▸ **Information supplied**:
-=-=-
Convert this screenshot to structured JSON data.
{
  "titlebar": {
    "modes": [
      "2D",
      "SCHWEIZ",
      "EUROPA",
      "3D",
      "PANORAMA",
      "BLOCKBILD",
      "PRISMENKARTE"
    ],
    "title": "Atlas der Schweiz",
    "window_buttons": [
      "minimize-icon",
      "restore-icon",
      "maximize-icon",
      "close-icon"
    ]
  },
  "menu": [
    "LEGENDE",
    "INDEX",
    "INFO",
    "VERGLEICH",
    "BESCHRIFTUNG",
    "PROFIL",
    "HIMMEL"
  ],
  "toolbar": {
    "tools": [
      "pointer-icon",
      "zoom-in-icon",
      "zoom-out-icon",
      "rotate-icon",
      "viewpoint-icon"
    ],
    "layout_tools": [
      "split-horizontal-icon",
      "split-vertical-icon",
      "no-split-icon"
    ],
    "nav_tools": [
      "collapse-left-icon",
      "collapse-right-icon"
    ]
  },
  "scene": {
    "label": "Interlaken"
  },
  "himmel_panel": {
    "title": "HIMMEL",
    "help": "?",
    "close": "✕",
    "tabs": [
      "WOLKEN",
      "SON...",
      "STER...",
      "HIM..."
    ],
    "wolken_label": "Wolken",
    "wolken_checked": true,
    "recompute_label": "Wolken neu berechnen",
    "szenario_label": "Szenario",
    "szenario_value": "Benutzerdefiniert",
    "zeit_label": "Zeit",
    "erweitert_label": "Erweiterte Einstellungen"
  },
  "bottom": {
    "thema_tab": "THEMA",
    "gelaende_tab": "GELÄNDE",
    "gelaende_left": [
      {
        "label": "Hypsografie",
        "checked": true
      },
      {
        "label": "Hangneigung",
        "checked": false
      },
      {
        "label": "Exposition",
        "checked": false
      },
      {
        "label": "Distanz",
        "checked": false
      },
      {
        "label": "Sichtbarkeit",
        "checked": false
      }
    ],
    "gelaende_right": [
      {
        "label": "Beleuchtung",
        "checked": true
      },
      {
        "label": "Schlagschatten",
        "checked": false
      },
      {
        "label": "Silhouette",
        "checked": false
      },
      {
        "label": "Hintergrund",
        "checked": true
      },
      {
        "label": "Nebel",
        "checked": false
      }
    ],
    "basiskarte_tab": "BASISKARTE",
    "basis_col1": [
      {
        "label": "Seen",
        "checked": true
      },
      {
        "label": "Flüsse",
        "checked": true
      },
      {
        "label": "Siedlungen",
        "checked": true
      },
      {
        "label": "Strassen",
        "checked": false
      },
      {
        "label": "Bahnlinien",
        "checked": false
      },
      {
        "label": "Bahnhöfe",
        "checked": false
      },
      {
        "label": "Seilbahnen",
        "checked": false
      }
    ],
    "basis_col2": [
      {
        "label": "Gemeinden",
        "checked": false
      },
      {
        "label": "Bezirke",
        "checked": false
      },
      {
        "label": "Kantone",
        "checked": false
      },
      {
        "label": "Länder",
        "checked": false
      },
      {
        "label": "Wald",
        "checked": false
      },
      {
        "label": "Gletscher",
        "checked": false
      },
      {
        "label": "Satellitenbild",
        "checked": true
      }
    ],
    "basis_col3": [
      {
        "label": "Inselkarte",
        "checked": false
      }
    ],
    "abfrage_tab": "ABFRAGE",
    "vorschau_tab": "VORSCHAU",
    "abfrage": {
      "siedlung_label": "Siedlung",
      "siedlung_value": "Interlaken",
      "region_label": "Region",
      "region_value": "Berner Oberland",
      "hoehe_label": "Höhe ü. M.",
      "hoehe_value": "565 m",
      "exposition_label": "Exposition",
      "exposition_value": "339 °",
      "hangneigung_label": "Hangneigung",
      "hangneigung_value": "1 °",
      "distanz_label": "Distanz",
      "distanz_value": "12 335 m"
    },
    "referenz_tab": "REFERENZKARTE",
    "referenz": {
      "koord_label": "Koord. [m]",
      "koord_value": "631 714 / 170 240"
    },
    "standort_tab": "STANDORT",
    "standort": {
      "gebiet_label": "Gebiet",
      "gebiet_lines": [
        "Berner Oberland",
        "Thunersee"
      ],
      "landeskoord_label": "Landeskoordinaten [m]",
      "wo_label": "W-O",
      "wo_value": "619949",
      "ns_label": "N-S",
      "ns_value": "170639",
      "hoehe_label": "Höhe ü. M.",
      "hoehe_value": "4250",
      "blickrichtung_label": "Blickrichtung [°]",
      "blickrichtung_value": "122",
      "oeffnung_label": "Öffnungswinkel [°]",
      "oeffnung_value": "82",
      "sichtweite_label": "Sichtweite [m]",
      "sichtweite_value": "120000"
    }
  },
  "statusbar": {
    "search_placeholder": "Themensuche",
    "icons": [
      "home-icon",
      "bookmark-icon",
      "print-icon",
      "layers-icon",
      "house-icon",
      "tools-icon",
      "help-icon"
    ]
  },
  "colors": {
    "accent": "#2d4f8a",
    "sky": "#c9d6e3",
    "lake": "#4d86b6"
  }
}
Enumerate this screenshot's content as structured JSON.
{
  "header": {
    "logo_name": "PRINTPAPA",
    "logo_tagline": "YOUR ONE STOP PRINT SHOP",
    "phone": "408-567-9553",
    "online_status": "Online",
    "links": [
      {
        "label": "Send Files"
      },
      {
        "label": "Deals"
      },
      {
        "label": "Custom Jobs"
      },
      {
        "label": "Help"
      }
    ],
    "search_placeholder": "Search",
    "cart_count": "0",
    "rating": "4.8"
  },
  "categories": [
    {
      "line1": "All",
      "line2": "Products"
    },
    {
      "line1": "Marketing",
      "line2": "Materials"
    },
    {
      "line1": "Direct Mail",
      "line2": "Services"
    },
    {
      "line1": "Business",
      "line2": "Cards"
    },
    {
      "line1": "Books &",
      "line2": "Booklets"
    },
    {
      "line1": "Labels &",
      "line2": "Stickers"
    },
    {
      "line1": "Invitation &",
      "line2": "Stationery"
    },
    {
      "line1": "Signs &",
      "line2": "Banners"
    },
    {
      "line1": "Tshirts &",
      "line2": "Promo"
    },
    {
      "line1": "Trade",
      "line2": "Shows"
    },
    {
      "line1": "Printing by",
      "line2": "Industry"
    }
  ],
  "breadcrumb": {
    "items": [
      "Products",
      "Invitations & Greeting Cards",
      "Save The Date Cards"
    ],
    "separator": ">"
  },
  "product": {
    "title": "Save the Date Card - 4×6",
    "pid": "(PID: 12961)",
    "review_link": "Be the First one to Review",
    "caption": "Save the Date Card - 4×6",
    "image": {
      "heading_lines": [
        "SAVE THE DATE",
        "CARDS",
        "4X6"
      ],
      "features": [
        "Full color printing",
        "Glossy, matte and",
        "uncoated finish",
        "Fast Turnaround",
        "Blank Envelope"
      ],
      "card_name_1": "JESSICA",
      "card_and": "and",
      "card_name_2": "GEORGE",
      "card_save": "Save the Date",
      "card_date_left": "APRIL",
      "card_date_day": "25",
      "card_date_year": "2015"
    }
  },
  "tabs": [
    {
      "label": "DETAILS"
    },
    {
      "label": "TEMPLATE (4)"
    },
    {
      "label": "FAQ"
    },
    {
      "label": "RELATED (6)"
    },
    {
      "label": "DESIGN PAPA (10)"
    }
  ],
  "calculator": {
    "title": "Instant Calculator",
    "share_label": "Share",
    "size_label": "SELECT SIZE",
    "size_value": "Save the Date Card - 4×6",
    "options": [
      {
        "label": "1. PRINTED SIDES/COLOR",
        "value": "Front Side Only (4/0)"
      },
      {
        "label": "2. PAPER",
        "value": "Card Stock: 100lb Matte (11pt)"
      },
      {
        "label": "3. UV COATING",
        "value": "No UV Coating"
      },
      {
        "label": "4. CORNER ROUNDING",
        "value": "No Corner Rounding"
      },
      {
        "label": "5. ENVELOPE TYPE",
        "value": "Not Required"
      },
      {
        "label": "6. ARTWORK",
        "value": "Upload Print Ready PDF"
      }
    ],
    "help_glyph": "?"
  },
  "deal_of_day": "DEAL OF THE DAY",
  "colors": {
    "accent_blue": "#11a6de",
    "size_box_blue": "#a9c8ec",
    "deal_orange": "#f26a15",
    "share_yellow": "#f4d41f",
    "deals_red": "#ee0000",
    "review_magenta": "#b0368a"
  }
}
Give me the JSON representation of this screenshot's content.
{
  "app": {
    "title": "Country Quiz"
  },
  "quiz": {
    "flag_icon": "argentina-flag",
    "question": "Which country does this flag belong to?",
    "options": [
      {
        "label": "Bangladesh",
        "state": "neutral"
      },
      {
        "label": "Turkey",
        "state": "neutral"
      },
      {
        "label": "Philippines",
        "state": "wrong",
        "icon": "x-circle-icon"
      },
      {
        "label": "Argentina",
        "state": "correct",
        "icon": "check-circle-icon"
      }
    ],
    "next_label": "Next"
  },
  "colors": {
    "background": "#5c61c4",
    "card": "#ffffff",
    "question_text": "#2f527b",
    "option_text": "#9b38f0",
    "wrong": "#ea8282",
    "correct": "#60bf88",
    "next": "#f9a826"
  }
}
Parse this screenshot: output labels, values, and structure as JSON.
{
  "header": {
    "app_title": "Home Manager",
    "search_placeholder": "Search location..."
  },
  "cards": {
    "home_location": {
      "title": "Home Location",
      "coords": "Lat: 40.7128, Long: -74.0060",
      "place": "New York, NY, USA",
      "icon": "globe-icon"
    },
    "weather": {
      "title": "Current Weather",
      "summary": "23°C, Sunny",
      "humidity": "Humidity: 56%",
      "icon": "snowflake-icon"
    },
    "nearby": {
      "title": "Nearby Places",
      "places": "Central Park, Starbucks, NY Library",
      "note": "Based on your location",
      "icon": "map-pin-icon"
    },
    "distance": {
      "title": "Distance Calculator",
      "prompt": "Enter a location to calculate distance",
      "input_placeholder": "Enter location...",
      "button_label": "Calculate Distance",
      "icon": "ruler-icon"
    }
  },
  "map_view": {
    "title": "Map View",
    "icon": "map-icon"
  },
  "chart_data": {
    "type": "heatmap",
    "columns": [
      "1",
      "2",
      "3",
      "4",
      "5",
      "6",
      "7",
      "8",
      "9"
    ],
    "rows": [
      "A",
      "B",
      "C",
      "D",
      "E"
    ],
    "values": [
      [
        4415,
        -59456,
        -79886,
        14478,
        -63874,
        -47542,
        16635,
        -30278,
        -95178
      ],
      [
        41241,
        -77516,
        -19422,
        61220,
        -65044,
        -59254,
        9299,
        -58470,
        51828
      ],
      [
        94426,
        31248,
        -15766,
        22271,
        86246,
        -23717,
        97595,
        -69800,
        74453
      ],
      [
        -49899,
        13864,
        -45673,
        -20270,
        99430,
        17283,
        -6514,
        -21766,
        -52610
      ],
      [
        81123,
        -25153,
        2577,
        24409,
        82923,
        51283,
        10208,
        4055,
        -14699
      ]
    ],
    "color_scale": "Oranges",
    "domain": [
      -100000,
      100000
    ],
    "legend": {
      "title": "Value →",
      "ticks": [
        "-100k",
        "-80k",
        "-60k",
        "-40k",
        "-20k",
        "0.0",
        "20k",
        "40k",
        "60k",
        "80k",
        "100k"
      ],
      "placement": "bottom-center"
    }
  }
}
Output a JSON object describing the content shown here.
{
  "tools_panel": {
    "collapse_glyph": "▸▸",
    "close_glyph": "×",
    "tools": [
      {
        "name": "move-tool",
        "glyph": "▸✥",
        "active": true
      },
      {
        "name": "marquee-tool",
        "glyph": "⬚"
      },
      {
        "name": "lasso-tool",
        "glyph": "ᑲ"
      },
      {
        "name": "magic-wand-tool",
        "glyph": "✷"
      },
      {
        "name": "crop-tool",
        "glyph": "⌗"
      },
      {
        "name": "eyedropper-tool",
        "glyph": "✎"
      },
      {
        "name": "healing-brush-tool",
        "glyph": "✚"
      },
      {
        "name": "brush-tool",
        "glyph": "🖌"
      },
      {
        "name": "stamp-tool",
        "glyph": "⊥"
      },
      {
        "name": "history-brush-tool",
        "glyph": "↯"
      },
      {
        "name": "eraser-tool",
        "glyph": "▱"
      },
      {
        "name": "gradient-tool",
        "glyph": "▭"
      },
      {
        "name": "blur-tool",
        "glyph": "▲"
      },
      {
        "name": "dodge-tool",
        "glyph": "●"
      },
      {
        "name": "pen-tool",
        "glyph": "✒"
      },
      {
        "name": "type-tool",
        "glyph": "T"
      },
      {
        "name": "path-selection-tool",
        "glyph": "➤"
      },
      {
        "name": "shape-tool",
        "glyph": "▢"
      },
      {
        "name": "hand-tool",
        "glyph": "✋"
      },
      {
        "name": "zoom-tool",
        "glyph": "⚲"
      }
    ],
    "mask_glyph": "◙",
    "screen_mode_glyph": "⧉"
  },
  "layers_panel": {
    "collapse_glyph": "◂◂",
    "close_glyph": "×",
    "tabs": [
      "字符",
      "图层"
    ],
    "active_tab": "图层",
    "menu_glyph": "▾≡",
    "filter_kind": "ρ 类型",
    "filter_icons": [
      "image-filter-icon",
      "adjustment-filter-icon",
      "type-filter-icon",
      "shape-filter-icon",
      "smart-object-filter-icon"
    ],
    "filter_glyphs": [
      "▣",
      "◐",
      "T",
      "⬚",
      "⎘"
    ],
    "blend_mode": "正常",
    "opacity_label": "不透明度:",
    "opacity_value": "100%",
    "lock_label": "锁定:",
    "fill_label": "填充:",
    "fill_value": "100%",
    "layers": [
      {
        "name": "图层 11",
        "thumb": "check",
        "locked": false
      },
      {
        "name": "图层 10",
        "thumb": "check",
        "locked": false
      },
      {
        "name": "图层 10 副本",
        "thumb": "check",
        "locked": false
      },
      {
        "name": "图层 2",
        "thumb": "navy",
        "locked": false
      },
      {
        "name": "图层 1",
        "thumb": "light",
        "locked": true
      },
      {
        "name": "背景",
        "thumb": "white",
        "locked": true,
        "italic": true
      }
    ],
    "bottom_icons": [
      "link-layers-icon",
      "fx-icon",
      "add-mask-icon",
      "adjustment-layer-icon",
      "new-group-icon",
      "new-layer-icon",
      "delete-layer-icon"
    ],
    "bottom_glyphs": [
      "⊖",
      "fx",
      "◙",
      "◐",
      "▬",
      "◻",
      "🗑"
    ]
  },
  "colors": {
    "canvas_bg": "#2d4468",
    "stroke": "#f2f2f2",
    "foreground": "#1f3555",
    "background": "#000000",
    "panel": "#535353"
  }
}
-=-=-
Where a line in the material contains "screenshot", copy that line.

▸ **Your response**:
Convert this screenshot to structured JSON data.
Enumerate this screenshot's content as structured JSON.
Give me the JSON representation of this screenshot's content.
Parse this screenshot: output labels, values, and structure as JSON.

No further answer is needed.